Moreover, the liquid laundry detergent compositions disclosed in document (1) had a pH of 6 to 10 and thus could be formulated at a neutral pH (see page 12, lines 26 to 28 and claim 11).
Since document (1) suggested the use of S,S-EDDS in combination with other sequestering agents, e.g. aminocarboxylic acids (see page 9, line 57 to page 10, line 1), it was obvious for the skilled person to try, for example, in the neutral liquid laundry detergent compositions of this document also at least small amounts of any known aminopolycarboxylic acid suitable as sequestering agent and thus also EDMS.
Therefore, the fact that EDMS had a known poor sequestering activity at alkaline pHs of at least 9, as shown in the patent in suit (page 8, table 2), would have not prevented the skilled person from trying EDMS in the neutral compositions of document (1).
It was thus obvious for the skilled person to try in a liquid neutral laundry detergent composition of document (1) at least small amounts of EDMS in combination with S,S-EDDS and to expect a similar biodegradability and chelating activity.
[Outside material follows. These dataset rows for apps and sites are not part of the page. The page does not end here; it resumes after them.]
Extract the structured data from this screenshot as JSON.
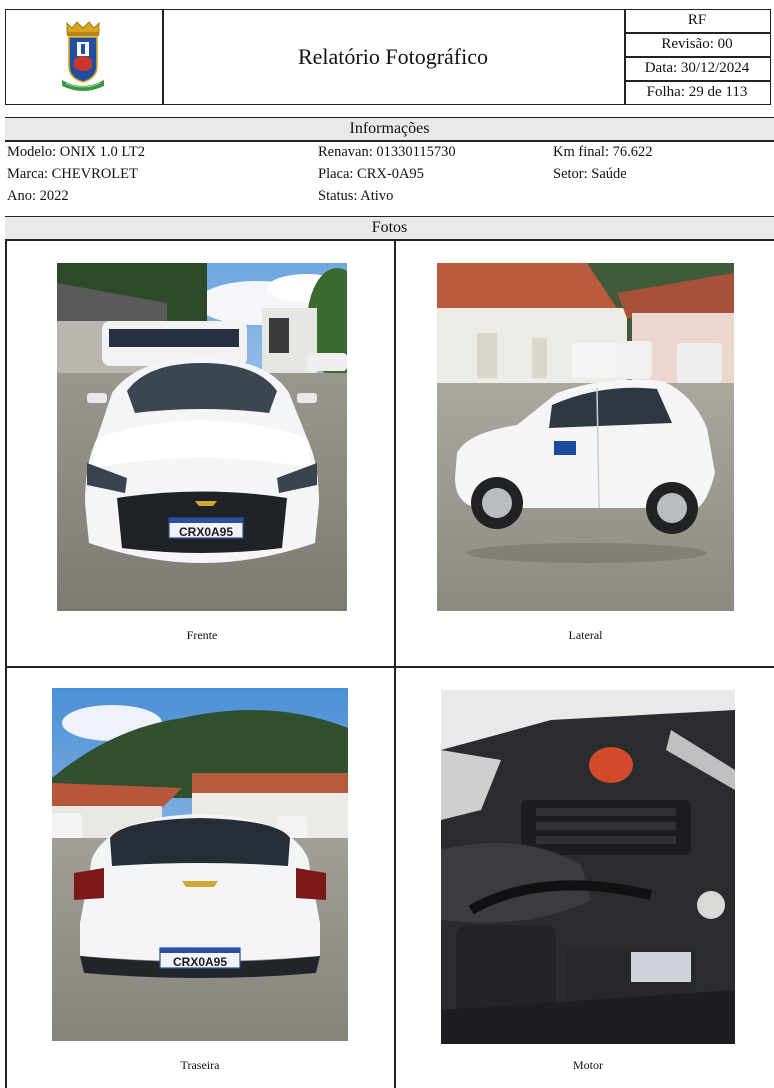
{
  "header": {
    "title": "Relatório Fotográfico",
    "code": "RF",
    "revision": "Revisão: 00",
    "date": "Data: 30/12/2024",
    "sheet": "Folha: 29 de 113"
  },
  "info": {
    "section_title": "Informações",
    "modelo": "Modelo: ONIX 1.0 LT2",
    "marca": "Marca: CHEVROLET",
    "ano": "Ano: 2022",
    "renavan": "Renavan: 01330115730",
    "placa": "Placa: CRX-0A95",
    "status": "Status: Ativo",
    "km_final": "Km final: 76.622",
    "setor": "Setor: Saúde"
  },
  "photos": {
    "section_title": "Fotos",
    "items": [
      {
        "caption": "Frente",
        "plate": "CRX0A95"
      },
      {
        "caption": "Lateral"
      },
      {
        "caption": "Traseira",
        "plate": "CRX0A95"
      },
      {
        "caption": "Motor"
      }
    ]
  },
  "colors": {
    "border": "#222222",
    "section_bg": "#e9e9e9",
    "crest_blue": "#1f4ea3",
    "crest_gold": "#d8a51d",
    "crest_red": "#c9362d",
    "crest_green": "#3a9b3f"
  }
}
The Board concludes thus that the subject-matter of claim 1 according to the main request does not involve an inventive step.
2. Respondent's auxiliary request
Claim 1 according to the first auxiliary request differs from claim 1 according to the main request only insofar as it requires that the molar ratio of the polyamino disuccinic acid to the polyamino monosuccinic acid is from 99:1 to 5:95.
Since the alleged unexpected effect obtained by using a combination of EDDS and EDMS had not been shown for combinations comprising, for example, S,S-EDDS and EDMS as encompassed by claim 1 and the Appellant has convincingly shown that the combination of S,S-EDDS with EDMS does not bring about any unexpected synergistic effect at least at low amounts of EDMS of up to 1 mole%, the arguments put forward above with respect to the main request apply mutatis mutandis to claim 1 according to the auxiliary request.
The Board concludes thus that the subject-matter of claim 1 according to the auxiliary request does not involve an inventive step.
For these reasons it is decided that:
The decision under appeal is set aside.
The patent is revoked.